• **Aim of the exercise**
The word to look for is "fraction". Report every line of the entries below that has it.

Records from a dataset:
┌──

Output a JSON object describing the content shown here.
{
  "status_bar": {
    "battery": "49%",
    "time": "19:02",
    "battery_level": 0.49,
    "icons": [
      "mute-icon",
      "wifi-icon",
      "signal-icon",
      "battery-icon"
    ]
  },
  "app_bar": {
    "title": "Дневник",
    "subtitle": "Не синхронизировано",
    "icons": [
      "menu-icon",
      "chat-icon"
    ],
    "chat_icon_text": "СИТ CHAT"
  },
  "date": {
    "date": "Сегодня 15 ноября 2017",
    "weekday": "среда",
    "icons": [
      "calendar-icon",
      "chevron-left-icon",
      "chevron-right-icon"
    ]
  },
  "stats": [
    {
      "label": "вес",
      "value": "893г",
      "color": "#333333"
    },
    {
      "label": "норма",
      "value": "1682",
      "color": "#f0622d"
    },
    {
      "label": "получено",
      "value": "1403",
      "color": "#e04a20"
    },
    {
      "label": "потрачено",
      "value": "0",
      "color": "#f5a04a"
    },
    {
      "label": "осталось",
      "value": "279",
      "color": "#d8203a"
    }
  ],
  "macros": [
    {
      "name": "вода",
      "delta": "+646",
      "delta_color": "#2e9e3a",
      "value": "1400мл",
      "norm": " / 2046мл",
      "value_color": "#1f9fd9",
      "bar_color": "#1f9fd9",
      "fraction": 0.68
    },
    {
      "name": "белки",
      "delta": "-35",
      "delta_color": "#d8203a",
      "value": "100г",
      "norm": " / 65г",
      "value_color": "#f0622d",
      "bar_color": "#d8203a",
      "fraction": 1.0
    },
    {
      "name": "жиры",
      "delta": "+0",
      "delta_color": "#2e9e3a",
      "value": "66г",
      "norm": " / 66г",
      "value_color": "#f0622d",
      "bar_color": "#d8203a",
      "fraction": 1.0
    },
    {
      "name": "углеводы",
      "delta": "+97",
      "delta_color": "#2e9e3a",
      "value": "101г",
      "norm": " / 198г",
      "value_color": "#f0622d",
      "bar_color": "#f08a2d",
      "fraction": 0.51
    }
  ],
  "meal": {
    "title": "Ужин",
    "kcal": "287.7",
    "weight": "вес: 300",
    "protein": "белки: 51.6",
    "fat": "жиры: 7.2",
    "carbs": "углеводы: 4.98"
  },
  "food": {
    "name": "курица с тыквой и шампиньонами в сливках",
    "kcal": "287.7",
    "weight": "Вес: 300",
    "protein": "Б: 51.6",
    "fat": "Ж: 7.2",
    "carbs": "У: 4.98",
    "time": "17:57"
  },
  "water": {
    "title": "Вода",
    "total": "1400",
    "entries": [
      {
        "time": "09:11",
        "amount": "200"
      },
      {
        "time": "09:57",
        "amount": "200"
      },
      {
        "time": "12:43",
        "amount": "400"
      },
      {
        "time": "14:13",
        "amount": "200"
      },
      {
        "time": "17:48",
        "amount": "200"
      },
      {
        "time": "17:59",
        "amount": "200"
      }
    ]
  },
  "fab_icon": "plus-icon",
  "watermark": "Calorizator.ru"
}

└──
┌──

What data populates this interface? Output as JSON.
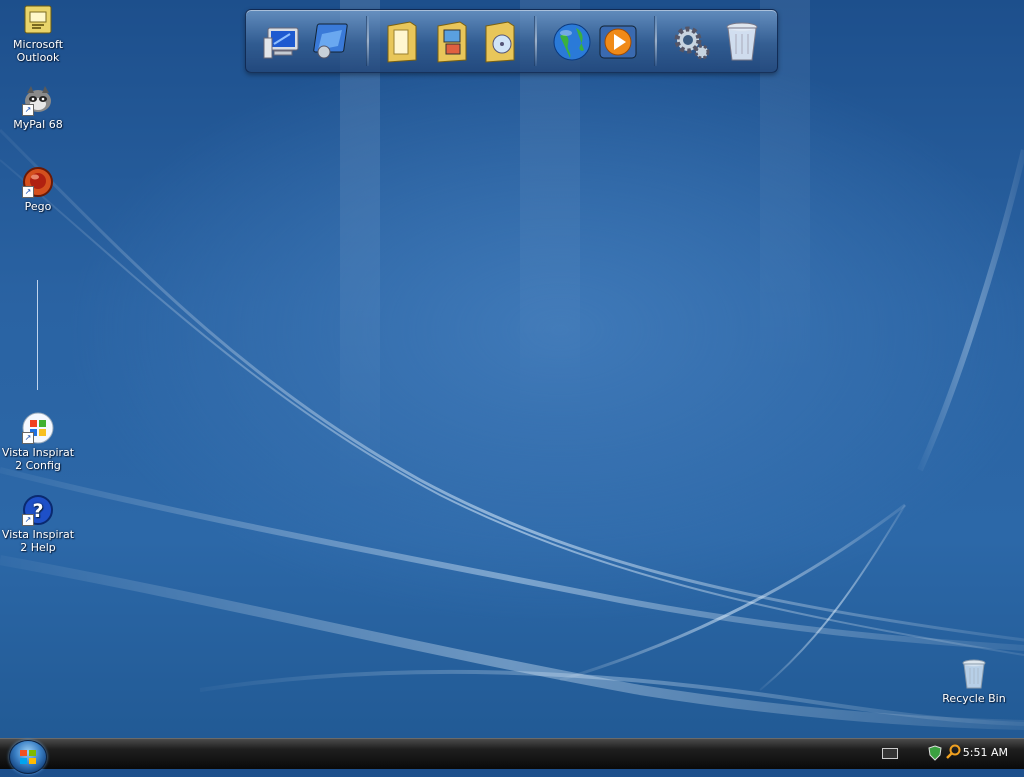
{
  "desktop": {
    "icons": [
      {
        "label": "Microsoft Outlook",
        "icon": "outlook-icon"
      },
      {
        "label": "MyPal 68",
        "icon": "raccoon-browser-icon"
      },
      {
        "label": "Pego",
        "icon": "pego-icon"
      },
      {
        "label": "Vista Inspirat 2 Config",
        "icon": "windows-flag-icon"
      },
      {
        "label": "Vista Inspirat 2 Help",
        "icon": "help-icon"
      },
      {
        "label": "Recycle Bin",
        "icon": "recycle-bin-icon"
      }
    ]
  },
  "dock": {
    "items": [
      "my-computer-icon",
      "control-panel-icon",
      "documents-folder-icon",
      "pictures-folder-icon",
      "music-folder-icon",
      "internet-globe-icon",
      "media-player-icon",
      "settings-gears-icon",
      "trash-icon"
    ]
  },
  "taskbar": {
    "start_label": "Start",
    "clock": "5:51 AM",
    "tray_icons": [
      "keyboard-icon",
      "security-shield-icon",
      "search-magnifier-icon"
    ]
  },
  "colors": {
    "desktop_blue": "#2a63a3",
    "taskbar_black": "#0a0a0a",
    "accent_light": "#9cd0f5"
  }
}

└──

• **Task result**
      "fraction": 0.68
      "fraction": 1.0
      "fraction": 1.0
      "fraction": 0.51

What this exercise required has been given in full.